Those injured in an electrical accident may be suffering a great deal. Treating the burns and internal injuries caused by the accident may require expensive therapy and surgery. Many electrical accident victims will not be able to go to work for months after their injuries, making it difficult to pay their bills.
Fortunately, workers (or family members) have options to recover compensation for their injuries.
If a worker suffered an electrical injury while on the job, his or her employer’s workers’ compensation insurance should cover all reasonable medical expenses and a portion of the worker’s wage (after seven days).
If the worker died from his injuries, the family is eligible to recover up to $7,500 in funeral costs and a portion of the deceased’s wages for a period of time.
Because workers’ compensation is not fault-based, the worker can recover these benefits even if he or she was the cause of the injury. However, if the worker was intoxicated, engaged in horseplay, or purposefully injured his or herself, the insurer does not need to cover the injury.
While workers’ compensation will help keep your family afloat while you are out of work, sometimes receiving two-thirds of your weekly wage just is not enough.
Workers’ compensation laws prohibit workers from suing their employer; however, you might have another option.
If your injury resulted from another party’s negligence, you may eligible to file a third-party claim or lawsuit. Third parties might include:
Filing a lawsuit against a third, party allows you to recover damages for pain and suffering, in addition to lost wages and medical expenses. However, it requires you to prove that the other party’s negligent behavior caused your injury.
Many electrical shock accidents result from negligence, such as manufacturing defective products, failing to follow safety protocol, and failing to fix known dangerous conditions.
To prove negligence, you will need to prove the following:
If you have been injured in an electrical accident due to a third party’s negligence, Florida requires that you file a suit within four years of the date of injury. Delay in filing your claim may prevent you from recovering any damages.
Electrical injury victims can recover damages for the following:
A successful electrical injury lawsuit can help victims (or surviving family members) recover their rightful damages while holding negligent parties responsible for their actions.
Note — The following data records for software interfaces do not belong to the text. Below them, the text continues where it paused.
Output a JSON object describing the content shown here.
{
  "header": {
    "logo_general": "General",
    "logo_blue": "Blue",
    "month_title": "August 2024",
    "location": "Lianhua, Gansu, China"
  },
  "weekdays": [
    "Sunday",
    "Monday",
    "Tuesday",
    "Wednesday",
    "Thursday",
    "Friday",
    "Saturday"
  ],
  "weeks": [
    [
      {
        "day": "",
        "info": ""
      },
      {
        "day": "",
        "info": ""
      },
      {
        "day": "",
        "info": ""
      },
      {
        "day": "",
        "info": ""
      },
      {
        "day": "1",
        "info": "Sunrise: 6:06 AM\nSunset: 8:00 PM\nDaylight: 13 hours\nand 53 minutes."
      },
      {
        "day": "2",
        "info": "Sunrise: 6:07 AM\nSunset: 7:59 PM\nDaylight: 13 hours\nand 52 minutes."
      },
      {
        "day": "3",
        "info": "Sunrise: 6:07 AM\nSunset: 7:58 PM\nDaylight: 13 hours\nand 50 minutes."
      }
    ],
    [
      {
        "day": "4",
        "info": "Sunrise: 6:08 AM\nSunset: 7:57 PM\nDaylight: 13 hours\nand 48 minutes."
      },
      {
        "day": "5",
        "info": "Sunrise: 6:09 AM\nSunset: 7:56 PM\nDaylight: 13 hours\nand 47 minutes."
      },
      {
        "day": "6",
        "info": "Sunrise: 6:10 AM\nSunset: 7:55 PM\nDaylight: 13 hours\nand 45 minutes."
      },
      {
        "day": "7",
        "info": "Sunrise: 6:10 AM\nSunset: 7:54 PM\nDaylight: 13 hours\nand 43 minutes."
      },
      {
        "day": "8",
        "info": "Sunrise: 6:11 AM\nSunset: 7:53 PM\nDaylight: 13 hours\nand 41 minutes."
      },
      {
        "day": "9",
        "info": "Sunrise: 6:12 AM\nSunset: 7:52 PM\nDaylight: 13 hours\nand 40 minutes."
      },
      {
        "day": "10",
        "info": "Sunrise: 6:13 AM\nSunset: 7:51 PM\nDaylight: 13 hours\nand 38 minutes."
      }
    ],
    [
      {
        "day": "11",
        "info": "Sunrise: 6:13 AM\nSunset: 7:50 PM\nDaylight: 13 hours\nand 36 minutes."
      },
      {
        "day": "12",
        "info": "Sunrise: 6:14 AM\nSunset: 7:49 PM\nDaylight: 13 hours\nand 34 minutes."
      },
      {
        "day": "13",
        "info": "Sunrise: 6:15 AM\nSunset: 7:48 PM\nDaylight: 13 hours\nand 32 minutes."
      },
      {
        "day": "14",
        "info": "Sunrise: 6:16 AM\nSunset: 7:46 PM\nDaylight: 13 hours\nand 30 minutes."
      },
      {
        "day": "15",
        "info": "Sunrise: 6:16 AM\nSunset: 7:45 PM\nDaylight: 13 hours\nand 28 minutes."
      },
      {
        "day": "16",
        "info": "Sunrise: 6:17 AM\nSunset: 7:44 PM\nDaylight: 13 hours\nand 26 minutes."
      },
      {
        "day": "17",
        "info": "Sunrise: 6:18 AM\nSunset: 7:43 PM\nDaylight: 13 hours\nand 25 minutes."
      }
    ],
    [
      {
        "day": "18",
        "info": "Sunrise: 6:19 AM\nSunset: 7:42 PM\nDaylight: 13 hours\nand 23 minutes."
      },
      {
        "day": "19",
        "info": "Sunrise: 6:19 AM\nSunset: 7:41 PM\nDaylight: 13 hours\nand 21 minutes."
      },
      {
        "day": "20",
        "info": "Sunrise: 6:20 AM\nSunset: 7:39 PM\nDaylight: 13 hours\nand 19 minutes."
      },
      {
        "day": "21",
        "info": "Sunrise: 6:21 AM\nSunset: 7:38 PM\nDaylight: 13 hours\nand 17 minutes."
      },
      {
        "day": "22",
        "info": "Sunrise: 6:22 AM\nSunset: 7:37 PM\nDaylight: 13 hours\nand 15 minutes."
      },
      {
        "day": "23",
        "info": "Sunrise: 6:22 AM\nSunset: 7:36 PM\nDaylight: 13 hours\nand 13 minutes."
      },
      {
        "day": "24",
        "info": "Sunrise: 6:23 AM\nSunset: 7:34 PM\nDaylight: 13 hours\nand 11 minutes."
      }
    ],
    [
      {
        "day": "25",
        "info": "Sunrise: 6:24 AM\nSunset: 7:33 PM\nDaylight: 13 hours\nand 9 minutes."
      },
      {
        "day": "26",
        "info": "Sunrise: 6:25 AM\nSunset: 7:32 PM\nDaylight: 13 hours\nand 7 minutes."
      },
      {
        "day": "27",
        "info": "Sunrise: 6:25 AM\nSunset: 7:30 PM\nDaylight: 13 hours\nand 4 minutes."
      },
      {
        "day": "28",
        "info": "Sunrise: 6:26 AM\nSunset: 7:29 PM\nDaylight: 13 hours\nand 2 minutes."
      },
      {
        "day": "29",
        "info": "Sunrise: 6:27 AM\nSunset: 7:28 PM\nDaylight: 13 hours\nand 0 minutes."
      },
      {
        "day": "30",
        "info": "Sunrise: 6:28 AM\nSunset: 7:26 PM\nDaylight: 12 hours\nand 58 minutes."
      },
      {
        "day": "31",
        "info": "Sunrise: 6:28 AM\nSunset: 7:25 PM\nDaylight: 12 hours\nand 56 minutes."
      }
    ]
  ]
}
The attorneys at Farmer, Jaffe, Weissing, Edwards, Fistos & Lehrman, P.L. can help you recover the compensation to which you are entitled. For more information, contact 954-524-2820.